A woman wears feather sunglasses
A Preakness reveler in subtle eyewear. Arseny Jabiev

Forget your hat? No need to fear: there’s a hat vendor on-site.

Even the music executive Kevin Lyles is wearing a hat, albeit one in the form of a baby blue baseball cap stitched with the Louis Vuitton logo.

“This is Baltimore’s Super Bowl,” he tells me. A native of the city—he grew up 10 minutes away—Lyles first attended with his dad. These days, when he’s not helping make Megan Thee Stallion a superstar as CEO of 300 Entertainment, he’s one of the city’s biggest champions. (King also told me she’s in attendance because of Lyles).

300 Entertainment was acquired for $400 million by Warner Music Group a few years ago and unsurprisingly, Lyles has been having the time of his life since. “Earlier today I went to Caves Valley Golf Club,” he says, mentioning that he shot an 87. “Then we had lunch at the Four Seasons, and now I’m here.”

Inside the Owner’s Chalet, there are large platters of crab cakes, crab legs, crab dip, lobster rolls and duck tacos.

Crab cakes, a staple of Baltimore cuisine, were copious. Arseny Jabiev

Toward the end of the day, the entrees are swapped out for endless slices of chocolate cake topped with lusciously-thick frosting. Bobby Flay, who I hear is in attendance, would be proud. I fill my plate twice and start feeling the need to nap.

But much like there’s no crying in baseball, there’s no rest at the track. Today, everyone wants to know who you’re betting on and if you’re winning or losing, but you can only place cash bets, the ATMS are only dispensing 100s and I survive on a writer’s salary. The main race kicks off at 7 p.m., and National Treasure (ridden by Hall of Fame jockey John Velazquez) is this year’s winner. Nicolas Cage is somewhere smiling.

148th Preakness Stakes
Jockey John Velazquez astride National Treasure at the 99th Black-Eyed Susan Day hosted by 1/ST at Pimlico Race Course, in Baltimore, MD. Paul Moigi / Getty Images

I push past members of the Baltimore Ravens snapping selfies and smoking cigars, and catch up with Belinda Stronach, the master of ceremonies and CEO of the Stronach Group.
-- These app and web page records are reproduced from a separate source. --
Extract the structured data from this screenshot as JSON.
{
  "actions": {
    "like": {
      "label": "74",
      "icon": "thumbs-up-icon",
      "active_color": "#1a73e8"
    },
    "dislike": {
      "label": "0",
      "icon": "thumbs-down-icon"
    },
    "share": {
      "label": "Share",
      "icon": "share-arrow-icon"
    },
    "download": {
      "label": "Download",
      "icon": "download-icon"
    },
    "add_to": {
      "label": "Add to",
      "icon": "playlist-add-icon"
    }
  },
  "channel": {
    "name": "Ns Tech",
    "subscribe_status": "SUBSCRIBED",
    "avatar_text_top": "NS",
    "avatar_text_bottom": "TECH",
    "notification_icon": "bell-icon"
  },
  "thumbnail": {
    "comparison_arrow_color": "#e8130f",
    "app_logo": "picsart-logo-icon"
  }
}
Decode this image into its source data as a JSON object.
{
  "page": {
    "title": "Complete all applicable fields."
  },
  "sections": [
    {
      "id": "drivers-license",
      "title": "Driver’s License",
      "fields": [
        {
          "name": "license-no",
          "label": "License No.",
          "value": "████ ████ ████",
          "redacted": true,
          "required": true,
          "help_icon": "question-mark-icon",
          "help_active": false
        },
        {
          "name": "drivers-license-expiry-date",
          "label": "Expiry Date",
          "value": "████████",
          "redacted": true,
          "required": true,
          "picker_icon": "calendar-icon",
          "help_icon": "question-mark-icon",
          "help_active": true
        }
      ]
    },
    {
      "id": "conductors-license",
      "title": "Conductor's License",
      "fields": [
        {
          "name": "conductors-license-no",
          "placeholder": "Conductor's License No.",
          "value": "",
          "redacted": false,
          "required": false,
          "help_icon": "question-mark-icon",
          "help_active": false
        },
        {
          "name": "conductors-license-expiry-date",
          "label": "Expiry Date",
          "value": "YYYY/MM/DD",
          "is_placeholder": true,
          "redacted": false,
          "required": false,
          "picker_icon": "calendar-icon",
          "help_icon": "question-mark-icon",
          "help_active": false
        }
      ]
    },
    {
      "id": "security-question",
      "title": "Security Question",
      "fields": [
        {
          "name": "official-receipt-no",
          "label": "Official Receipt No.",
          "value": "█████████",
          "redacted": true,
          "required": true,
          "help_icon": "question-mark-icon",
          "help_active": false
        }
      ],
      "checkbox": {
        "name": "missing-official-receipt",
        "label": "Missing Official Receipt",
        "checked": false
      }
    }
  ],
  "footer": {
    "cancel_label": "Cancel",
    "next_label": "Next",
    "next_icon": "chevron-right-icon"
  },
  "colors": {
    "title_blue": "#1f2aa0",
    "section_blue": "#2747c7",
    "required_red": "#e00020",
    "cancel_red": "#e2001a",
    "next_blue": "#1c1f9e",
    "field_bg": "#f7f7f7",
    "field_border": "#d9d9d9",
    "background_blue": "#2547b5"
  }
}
She tells me she’s trying to update certain aspects of the day, which could explain the bevy of influencers in attendance. One, who said the race has “good food and good alcohol” tells me about a country-rap music video and song dedicated to the Preakness.

A woman smiles in a group of people facing away from the camera
Chatting with Belinda Stornach, who wants to “modernize” the race. Arseny Jabiev

“The Maryland Jockey Club (the organization behind the race) was established in 1743, so that makes it the oldest sporting club in America,” Stronach explains. “I think we’ve come a long way and we’ve shaken things up, which some people love and some people don’t love. I think it has to happen. We’ve got a ways to go still. I’m not happy where we’re at yet, but we’re getting there and changing the industry.”

By the time the day’s winners finish celebrating and the losers who gambled away their kids’ college funds have finished crying, Mars takes the mic on the Preakness Live stage. Unfortunately, this happens just as ominous storm clouds give way to heavy rain.

He doesn’t seem to mind, and the weather gives Mars the vibe of a sacrificial artist. At the bar, the tenders fill plastic shot glasses of tequila and pour even more Black-Eyed Susans. I put on a poncho. Dancing in the downpour, Mars jumps to the mic to proclaim, “We’re not gonna let the rain stop the party!”

Big Hats, Bigger Stakes: An Insider View of Preakness